The children of Garraway. Shining eyes. White teeth and expansive smiles. Girls with colorful dresses and intricate braids. Cheerful, always willing to help: water in large pails perfectly balanced on their heads, laundry, cooking, an eight-year-old carrying an infant on her hip. Poor? Who’s poor? We have water from the well, roofs that keep us dry in the rainy season, chores that keep Garraway running, time to spend with each other.
Mr. Dibleh, sightless since his twenties, walking Garraway’s rutted roads alone. Giving the Sunday sermon at church to an attentive audience. Poor and blind. How does that produce joy?

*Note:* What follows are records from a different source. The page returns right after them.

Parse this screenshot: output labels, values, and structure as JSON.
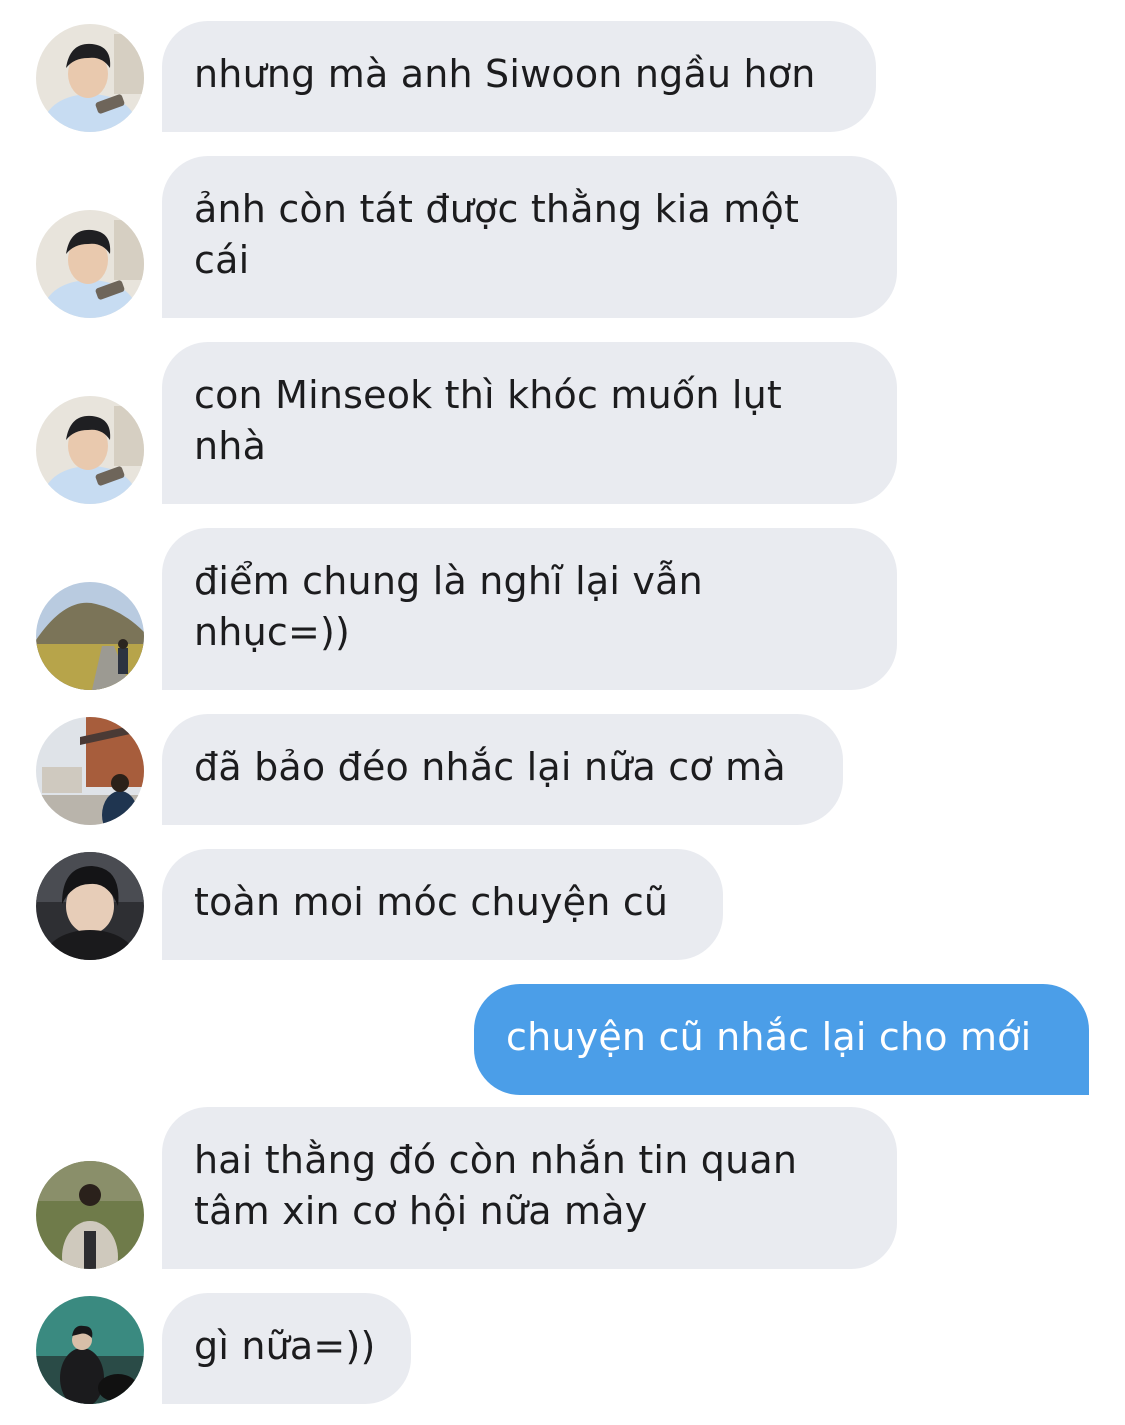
{
  "messages": [
    {
      "sender": "avatar-a",
      "direction": "incoming",
      "text": "nhưng mà anh Siwoon ngầu hơn"
    },
    {
      "sender": "avatar-a",
      "direction": "incoming",
      "text": "ảnh còn tát được thằng kia một cái"
    },
    {
      "sender": "avatar-a",
      "direction": "incoming",
      "text": "con Minseok thì khóc muốn lụt nhà"
    },
    {
      "sender": "avatar-b",
      "direction": "incoming",
      "text": "điểm chung là nghĩ lại vẫn nhục=))"
    },
    {
      "sender": "avatar-c",
      "direction": "incoming",
      "text": "đã bảo đéo nhắc lại nữa cơ mà"
    },
    {
      "sender": "avatar-d",
      "direction": "incoming",
      "text": "toàn moi móc chuyện cũ"
    },
    {
      "sender": "me",
      "direction": "outgoing",
      "text": "chuyện cũ nhắc lại cho mới"
    },
    {
      "sender": "avatar-e",
      "direction": "incoming",
      "text": "hai thằng đó còn nhắn tin quan tâm xin cơ hội nữa mày"
    },
    {
      "sender": "avatar-f",
      "direction": "incoming",
      "text": "gì nữa=))"
    }
  ],
  "colors": {
    "incoming_bubble": "#e9ebf0",
    "outgoing_bubble": "#4b9ee8",
    "incoming_text": "#1c1c1e",
    "outgoing_text": "#ffffff"
  }
}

The town elders formally welcome us: shared roasted pine nuts, hot pepper sauce, fermented sugar cane, and speeches. Genuine appreciation for Josh’s work when he was in Garraway and even more appreciative astonishment that he kept his word and came back as scheduled with his family. Some memories fade, some remain, some change you.
An end, but not THE end
Introducing one family to another was rejuvenating – I saw every interaction, custom, and scene in a new way. Or perhaps the same way I had once seen things. Customs that started making sense to me confused my American family. I had to translate in both directions despite English being our common language. Liberians looked confused that a woman as young as Trang had already become a doctor. There was so much to read into that no writing could ever encompass.
But pictures are worth a thousand words. So we can get pretty close.